The full company of dancers each in possession of a white rectangular raised square use it has a platform and shield and also arrange it in a sculptural background shape. The dance is a wonderfully jokey affair at pell mell speeds and arrangements. Once again the stamina and flexibility of this company is breathtaking to watch. There is an hilarious point to this ‘wicked’ conception but, in this presentation, it is blunted in the context of the rest of this repertoire. It became a tiresome vacuity in this program – something it should not have said about it.

Applause and cheering – I am still there, just. The Dancers and the Sound Artists deserve the appreciation. I applaud them.

What I find about the failure of the structure of the ideas, images and dance abstractions in EMERGENCE by Mr Bonachela, is reflected once again in the organisation and or artistic choice of the programming of these works in the one evening, by Mr Bonachela. It is, in content, featherlight and undemanding. It has no guts. EMERGENCE is ‘pretty’, albeit contemporary, dance movements and pictures and FANATIC just a waste of time. CACTI, a relatively clever work, idea-wise and choreographically, but loses its impact because of the company it is shown with.

Richard Tognetti in the programming of his works with the Australian Chamber Orchestra (ACO) finds, consistently, the solution to balance and contrast the works at each concert. It is part of the joy of the ACO, the artistic construction of the evening, one has a mix of the old and the new and each piece sets the other off in a very stimulating way. One feels intellectually flattered and satisfied after attending their concerts.
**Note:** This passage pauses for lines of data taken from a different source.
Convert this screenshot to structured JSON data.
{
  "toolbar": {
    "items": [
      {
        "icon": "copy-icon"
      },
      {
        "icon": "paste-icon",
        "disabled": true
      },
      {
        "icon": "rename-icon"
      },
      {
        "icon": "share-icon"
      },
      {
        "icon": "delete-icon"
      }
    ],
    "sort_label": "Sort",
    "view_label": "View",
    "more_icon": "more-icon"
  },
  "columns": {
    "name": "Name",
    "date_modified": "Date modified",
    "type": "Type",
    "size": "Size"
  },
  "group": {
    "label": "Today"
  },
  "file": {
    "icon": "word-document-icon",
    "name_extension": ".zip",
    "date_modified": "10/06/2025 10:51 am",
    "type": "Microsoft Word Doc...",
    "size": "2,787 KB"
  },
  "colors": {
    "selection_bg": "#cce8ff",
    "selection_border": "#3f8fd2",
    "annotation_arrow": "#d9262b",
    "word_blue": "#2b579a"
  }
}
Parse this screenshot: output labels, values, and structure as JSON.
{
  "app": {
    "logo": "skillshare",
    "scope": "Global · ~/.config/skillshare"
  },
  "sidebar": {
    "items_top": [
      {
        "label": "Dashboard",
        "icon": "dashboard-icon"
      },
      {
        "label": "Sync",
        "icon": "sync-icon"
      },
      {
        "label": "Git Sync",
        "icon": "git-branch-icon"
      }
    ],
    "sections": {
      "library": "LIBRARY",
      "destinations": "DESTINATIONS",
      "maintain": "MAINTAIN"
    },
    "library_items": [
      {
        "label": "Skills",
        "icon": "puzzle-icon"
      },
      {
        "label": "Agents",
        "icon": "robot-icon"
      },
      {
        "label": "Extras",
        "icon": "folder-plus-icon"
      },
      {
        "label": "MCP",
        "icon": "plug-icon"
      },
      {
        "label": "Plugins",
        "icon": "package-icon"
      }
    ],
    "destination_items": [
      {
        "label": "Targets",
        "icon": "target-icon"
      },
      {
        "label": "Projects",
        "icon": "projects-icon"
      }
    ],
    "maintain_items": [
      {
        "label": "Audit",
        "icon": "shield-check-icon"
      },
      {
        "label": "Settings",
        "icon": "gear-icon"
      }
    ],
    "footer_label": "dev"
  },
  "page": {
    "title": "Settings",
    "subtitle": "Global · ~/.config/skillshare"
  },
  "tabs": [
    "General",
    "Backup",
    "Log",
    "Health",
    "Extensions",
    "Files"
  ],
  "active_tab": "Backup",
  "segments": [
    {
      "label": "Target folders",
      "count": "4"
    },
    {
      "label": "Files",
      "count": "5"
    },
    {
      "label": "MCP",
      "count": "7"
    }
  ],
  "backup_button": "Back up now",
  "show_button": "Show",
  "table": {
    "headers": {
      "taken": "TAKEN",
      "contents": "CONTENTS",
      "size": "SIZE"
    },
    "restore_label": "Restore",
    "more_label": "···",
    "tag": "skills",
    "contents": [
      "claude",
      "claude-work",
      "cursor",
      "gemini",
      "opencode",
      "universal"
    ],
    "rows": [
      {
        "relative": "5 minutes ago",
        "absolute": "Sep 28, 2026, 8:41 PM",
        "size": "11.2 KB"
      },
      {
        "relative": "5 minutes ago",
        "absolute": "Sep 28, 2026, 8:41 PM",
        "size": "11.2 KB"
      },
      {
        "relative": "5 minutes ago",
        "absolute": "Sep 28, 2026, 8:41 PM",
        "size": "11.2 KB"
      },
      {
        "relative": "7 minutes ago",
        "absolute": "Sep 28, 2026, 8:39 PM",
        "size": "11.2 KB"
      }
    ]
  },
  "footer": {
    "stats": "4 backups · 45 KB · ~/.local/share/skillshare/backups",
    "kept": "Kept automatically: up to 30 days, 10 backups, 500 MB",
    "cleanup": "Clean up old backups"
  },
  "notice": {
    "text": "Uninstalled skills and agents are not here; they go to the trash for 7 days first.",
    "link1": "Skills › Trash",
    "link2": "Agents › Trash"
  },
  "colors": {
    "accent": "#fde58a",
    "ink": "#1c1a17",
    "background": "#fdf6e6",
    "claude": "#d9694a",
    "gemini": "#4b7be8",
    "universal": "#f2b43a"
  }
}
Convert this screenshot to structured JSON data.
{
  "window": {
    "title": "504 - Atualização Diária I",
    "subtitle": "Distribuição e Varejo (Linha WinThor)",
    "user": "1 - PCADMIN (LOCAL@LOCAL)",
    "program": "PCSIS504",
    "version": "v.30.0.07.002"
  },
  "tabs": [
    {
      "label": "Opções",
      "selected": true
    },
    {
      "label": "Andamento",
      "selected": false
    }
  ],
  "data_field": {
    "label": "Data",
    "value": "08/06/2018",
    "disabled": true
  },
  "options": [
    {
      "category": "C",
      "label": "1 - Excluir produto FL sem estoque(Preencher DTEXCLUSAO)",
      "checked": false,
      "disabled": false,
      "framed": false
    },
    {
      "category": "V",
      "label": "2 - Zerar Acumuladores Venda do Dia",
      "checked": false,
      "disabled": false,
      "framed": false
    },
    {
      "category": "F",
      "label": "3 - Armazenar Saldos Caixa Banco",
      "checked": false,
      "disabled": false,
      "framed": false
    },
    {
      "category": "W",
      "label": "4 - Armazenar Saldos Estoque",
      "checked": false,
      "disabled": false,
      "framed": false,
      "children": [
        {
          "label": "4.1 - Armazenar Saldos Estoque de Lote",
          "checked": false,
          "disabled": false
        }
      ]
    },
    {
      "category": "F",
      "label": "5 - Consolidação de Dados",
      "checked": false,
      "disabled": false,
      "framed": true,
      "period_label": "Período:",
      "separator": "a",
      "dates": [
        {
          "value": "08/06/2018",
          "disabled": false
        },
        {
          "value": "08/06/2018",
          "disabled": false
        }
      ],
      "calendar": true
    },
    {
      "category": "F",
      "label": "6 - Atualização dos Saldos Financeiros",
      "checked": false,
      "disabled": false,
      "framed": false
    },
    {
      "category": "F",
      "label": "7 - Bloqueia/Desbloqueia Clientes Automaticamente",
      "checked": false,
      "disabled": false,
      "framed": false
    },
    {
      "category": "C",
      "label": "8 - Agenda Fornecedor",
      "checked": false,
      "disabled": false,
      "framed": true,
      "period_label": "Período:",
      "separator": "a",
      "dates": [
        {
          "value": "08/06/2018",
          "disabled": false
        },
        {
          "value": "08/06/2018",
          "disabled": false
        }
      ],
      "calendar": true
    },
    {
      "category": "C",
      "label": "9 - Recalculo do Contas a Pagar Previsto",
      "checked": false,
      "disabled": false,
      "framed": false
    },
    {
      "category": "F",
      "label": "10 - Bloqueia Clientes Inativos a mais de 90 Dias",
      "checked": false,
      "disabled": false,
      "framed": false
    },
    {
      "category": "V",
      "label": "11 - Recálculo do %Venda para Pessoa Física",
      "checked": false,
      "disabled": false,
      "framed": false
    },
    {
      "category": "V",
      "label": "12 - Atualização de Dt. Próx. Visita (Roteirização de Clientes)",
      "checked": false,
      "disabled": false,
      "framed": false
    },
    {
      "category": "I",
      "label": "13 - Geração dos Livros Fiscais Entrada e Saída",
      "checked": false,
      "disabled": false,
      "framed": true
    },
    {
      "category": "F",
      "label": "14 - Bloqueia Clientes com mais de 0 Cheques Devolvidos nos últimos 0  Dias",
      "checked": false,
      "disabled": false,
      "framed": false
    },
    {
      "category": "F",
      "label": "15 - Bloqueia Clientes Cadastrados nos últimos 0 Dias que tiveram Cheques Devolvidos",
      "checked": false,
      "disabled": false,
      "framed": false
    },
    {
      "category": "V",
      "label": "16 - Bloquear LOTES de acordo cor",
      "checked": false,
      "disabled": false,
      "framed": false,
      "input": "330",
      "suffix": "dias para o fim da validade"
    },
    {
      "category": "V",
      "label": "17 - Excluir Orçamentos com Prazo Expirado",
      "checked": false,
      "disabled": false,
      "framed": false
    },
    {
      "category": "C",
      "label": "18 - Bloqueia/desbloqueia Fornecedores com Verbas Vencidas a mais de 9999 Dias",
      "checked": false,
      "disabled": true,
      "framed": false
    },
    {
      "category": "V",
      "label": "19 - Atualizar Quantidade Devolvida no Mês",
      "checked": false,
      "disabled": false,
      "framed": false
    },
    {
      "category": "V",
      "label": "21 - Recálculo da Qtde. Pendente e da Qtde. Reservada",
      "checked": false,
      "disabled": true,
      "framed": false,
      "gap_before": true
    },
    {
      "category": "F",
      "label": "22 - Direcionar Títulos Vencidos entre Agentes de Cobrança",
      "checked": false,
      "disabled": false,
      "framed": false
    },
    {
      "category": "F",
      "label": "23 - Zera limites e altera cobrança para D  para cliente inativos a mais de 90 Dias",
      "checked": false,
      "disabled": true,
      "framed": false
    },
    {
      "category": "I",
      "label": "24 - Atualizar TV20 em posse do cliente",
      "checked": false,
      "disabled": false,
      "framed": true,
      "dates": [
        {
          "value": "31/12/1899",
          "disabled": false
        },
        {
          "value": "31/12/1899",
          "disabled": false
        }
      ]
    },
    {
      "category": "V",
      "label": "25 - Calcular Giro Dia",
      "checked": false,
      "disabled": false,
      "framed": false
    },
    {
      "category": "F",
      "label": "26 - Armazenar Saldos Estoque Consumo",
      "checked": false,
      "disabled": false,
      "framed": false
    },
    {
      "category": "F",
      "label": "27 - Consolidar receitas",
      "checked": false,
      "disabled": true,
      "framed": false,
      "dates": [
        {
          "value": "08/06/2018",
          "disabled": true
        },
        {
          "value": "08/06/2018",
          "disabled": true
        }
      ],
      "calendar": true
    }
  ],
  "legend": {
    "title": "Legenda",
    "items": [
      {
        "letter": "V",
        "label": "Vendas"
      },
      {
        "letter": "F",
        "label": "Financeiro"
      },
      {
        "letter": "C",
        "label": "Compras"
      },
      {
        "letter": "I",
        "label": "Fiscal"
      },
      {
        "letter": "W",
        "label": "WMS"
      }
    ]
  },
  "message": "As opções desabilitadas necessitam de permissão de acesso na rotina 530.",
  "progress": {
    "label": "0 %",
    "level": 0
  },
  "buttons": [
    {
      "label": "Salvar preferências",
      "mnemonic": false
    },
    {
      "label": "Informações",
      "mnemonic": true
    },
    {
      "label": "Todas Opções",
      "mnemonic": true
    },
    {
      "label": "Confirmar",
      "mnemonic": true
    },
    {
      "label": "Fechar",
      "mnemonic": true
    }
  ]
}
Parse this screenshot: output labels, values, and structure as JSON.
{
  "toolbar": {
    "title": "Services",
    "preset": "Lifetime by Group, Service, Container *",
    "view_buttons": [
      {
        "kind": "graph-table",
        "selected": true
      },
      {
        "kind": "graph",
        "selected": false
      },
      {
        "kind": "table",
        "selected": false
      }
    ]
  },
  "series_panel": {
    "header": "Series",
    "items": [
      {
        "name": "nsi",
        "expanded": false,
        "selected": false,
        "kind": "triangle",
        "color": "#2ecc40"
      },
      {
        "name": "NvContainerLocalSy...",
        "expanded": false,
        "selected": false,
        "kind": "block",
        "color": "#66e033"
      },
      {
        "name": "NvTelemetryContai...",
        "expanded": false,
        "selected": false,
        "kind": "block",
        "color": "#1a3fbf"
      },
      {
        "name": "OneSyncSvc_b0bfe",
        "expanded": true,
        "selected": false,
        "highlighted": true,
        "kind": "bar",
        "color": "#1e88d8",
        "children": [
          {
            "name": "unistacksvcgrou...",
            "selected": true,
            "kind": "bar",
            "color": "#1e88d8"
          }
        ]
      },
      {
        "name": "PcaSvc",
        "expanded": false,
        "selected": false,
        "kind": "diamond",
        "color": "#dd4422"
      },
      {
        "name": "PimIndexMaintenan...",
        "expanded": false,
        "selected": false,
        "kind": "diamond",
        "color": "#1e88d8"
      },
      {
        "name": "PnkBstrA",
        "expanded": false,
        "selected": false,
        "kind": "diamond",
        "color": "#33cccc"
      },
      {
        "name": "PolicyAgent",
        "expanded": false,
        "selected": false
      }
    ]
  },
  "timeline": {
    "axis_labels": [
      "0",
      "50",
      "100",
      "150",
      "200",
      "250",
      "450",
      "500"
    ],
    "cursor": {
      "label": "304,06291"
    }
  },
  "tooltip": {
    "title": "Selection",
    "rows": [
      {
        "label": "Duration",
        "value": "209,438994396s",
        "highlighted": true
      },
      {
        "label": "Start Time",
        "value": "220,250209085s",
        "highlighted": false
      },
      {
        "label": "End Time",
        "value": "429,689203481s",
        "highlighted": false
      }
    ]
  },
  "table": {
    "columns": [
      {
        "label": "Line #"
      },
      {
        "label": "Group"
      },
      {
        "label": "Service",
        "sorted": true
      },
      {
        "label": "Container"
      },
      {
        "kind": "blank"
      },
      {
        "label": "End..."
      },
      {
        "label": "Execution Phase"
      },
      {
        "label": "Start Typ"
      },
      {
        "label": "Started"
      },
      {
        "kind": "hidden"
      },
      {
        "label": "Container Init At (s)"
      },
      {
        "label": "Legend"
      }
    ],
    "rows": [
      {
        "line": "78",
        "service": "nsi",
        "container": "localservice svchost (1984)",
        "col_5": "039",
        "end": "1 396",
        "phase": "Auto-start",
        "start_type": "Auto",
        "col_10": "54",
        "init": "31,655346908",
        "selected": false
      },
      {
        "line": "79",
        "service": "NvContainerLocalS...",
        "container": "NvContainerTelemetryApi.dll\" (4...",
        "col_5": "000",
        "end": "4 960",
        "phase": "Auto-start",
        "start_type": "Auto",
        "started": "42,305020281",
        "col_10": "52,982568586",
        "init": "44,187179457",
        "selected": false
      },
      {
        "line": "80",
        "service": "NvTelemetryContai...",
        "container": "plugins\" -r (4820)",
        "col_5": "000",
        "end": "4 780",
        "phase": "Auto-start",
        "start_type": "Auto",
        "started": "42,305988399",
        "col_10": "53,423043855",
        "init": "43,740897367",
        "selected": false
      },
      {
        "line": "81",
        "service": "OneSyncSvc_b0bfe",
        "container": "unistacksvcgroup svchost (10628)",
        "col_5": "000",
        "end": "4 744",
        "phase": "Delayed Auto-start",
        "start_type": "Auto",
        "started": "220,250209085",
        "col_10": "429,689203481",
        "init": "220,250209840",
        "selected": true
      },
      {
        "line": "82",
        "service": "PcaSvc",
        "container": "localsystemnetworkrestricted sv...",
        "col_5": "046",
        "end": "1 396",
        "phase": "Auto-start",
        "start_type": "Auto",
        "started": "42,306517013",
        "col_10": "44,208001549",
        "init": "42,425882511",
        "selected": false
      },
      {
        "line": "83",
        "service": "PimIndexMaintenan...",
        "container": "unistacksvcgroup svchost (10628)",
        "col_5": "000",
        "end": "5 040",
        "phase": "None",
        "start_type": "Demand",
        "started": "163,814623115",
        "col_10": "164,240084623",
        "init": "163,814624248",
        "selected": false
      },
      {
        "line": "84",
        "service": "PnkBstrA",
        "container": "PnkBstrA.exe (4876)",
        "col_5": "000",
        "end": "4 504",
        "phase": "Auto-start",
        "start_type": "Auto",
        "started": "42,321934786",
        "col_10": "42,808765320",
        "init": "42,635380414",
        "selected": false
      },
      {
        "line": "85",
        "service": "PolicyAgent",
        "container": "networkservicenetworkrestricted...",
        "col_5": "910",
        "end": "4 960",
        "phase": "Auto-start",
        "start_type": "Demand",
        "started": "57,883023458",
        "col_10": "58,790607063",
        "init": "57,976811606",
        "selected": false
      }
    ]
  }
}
When one considers the work of The Australian Dance Theatre (BE YOUR SELF) alongside DE NOVO or compared to THE NEDERLANDS DANCE COMPANY one is given pause.

Most of the audience loved it.

P.S. I loved the fact that the programs were free, not $10 or more! Great move, SDC.